**SUPPLIED DATA**
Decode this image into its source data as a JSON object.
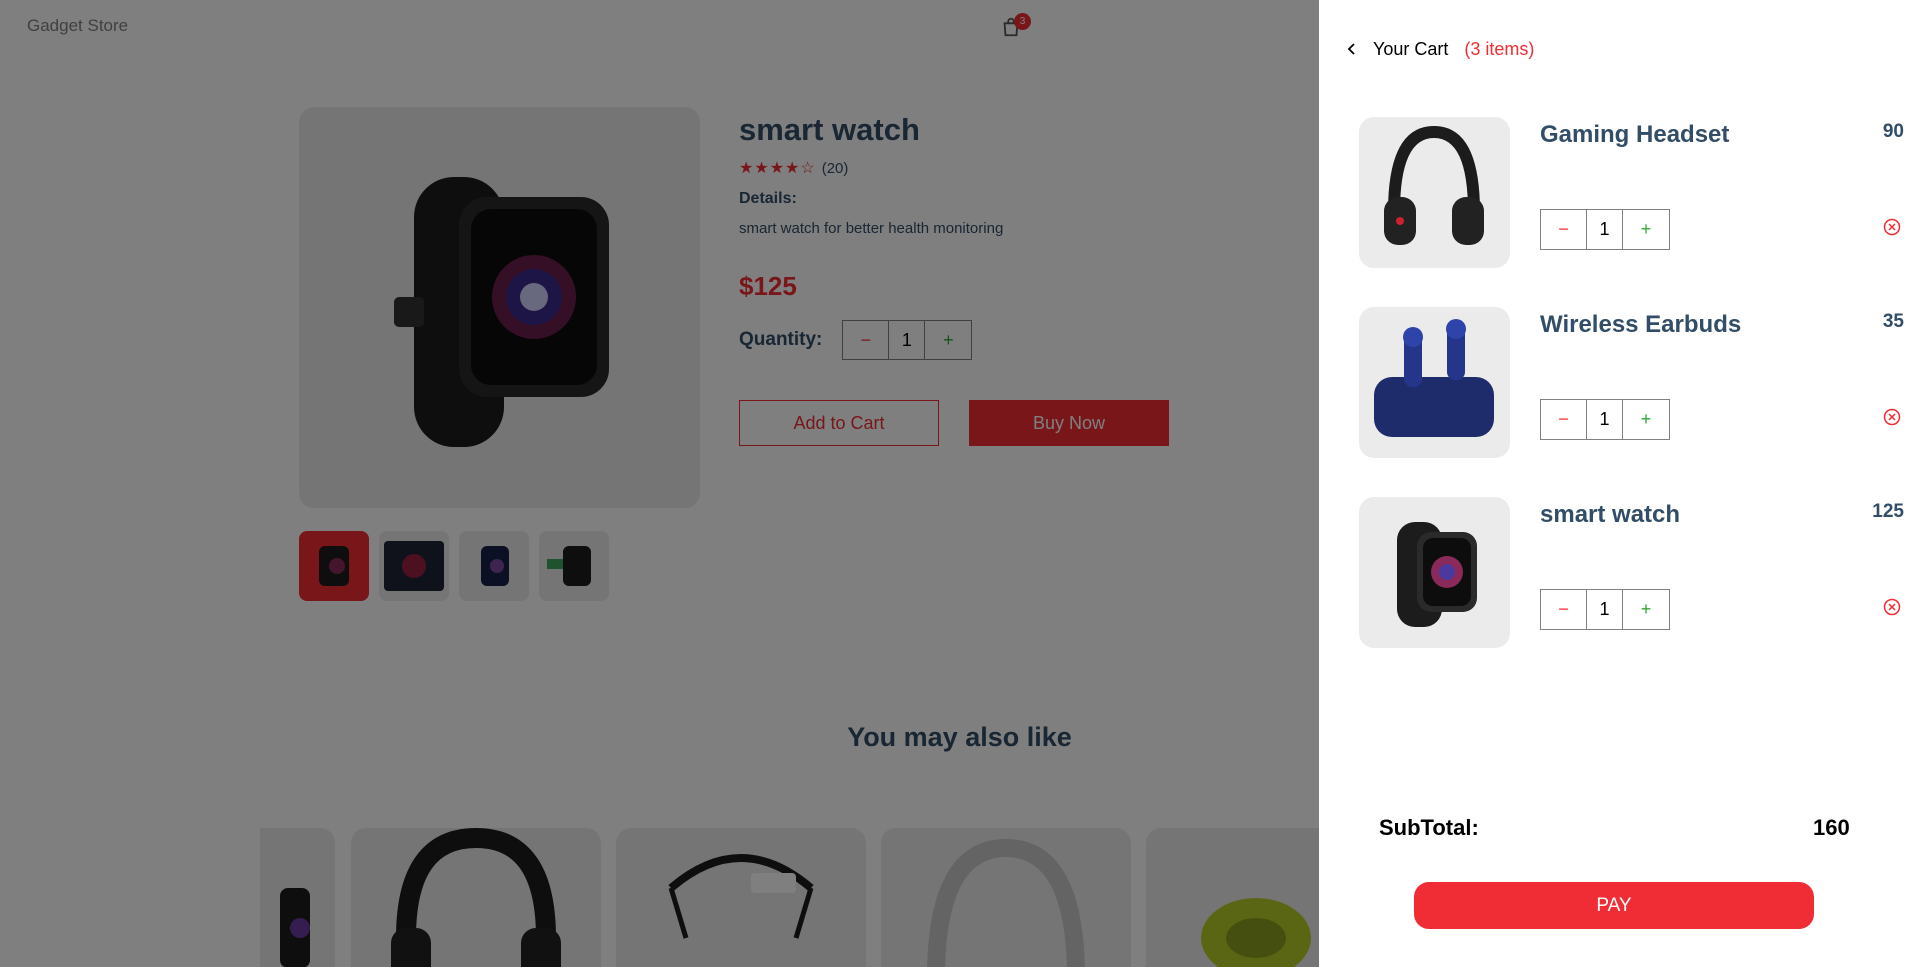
{
  "navbar": {
    "logo": "Gadget Store",
    "cart_icon": "shopping-bag-icon",
    "cart_count": "3"
  },
  "product": {
    "title": "smart watch",
    "stars": "★★★★☆",
    "rating_value": 4,
    "review_count": "(20)",
    "details_label": "Details:",
    "details_text": "smart watch for better health monitoring",
    "price": "$125",
    "quantity_label": "Quantity:",
    "quantity": "1",
    "minus": "−",
    "plus": "+",
    "add_to_cart": "Add to Cart",
    "buy_now": "Buy Now"
  },
  "may_also_like": {
    "title": "You may also like"
  },
  "cart": {
    "title": "Your Cart",
    "count_text": "(3 items)",
    "items": [
      {
        "name": "Gaming Headset",
        "price": "90",
        "quantity": "1",
        "image": "headset"
      },
      {
        "name": "Wireless Earbuds",
        "price": "35",
        "quantity": "1",
        "image": "earbuds"
      },
      {
        "name": "smart watch",
        "price": "125",
        "quantity": "1",
        "image": "watch"
      }
    ],
    "minus": "−",
    "plus": "+",
    "subtotal_label": "SubTotal:",
    "subtotal_value": "160",
    "pay_label": "PAY"
  },
  "colors": {
    "accent": "#f02d34",
    "heading": "#324d67",
    "plus": "#31a831"
  }
}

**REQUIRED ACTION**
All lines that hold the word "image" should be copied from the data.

**EXERCISE SOLUTION**
Decode this image into its source data as a JSON object.
        "image": "headset"
        "image": "earbuds"
        "image": "watch"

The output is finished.